Enterprise go-to-market teams are challenged now more than ever to engage executives to build pipeline and grow existing customers. At the same time, executives are more overwhelmed than ever with digital marketing and communications.
The average professional receives 120 emails per day. With the deluge of digital communications and voicemails, marketing teams are having a hard time standing out above the fray and getting executives from key accounts to engage. How can teams move beyond the usual channels of email and voicemail to reach these key decision-makers?
The two main components of reaching executives are the message you use and the channels you approach them on.
First off, delivering compelling value in your message is key to any executive outreach. At the low end, we often see messaging that requests “15 minutes of your time” to speak with an account executive. While this may be your team’s goal, it is not of compelling value to most executives.

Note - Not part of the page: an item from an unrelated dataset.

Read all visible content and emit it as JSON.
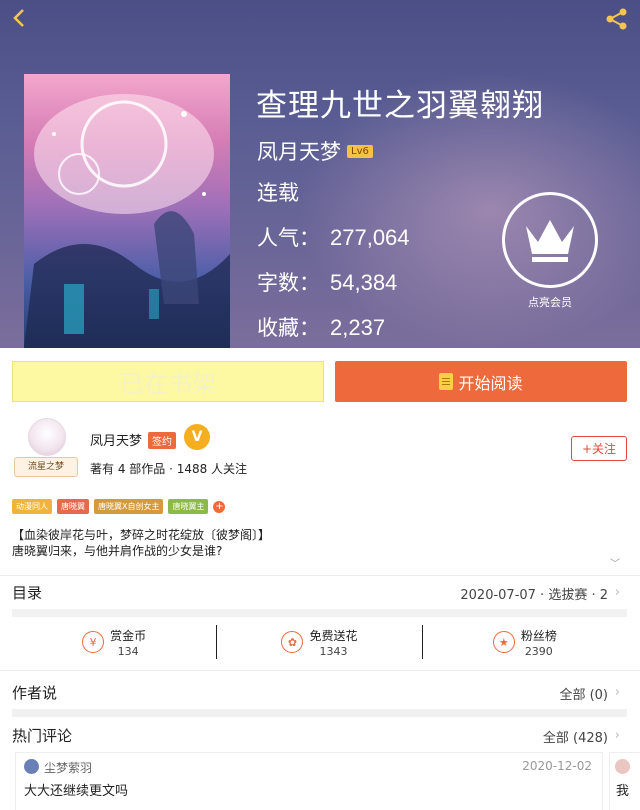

Instead, focus on delivering value in three key areas: High-value content, notoriety, and networking opportunities.
Some examples of offerings in these areas that have worked for customers include:
High-Value Content: Providing executives with relevant insights they did not already know is a great way to build trust and credibility. One customer of ours, Hired, would send out a regional report on the state of recruiting trends in each city to executives in that region. This was high-value information for recruiting leaders and department leads.
Notoriety: Flattery is a great way to engage executives. One SaaS legal research provider, Casetext, started a podcast on legal research topics and invited senior partners at key law firms to be guests on the podcast. This turned out to be a great way to engage senior leaders.
Networking: Access to talent that executives would find relevant and exclusive is also key. One customer in the security space set up executive roundtables with a notable healthcare CTO, and then invited area CTOs of key hospitals to join in an exclusive discussion.
Not all value exchanges are created equal, and the higher the value, the more likely you are to convert. However, you will need to weigh quality versus quantity to scale your programs. Depending on whether you are implementing 1-1 account plays, 1-few, or 1-many, this framework will help you think about and hone in on the optimal value exchange offer.
Once you know what value you want to offer, the next step is finding the channels that work for your audience. Personal preference and the type of executives you’re targeting play a part here, but there are key channels that perform better across the board with executives and different stages of the funnel.
The key here is testing and monitoring signals to understand what is working, and then continuing to evolve your programs with the optimal channel mix. For example, for some clients in the security and technical space, we have found little value in running targeted, account based advertising: many CTOs and CSOs block ads, or the ads fail to resonate with them. On the other hand, a marketing executive may be thrilled to see a relevant and targeted message.
Pulling it all together with well-crafted messaging, touchpoints, and orchestration is the key to a winning account play.